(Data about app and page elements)
= Beginning of Section =

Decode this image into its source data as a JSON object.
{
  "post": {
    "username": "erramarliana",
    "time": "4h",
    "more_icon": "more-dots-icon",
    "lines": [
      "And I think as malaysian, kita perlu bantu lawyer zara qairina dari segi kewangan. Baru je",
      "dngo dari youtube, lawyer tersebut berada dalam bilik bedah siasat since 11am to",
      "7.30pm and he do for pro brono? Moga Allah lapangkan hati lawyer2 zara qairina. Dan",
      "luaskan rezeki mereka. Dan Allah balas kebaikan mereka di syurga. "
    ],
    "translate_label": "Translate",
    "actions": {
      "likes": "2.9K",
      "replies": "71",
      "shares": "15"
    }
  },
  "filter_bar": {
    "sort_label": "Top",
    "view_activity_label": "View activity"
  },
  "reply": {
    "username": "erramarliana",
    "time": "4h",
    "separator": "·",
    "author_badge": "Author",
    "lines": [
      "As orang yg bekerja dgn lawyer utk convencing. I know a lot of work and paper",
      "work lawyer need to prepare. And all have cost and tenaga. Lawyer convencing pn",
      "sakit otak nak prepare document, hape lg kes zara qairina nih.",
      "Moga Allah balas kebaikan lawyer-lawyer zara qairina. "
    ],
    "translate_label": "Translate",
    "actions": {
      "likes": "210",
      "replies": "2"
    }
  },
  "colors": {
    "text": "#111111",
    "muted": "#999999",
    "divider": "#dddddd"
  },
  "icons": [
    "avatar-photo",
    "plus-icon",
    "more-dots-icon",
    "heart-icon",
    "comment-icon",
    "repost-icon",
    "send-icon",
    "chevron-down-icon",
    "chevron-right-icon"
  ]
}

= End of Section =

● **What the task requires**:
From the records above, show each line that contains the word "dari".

● **Answer section**:
      "And I think as malaysian, kita perlu bantu lawyer zara qairina dari segi kewangan. Baru je",
      "dngo dari youtube, lawyer tersebut berada dalam bilik bedah siasat since 11am to",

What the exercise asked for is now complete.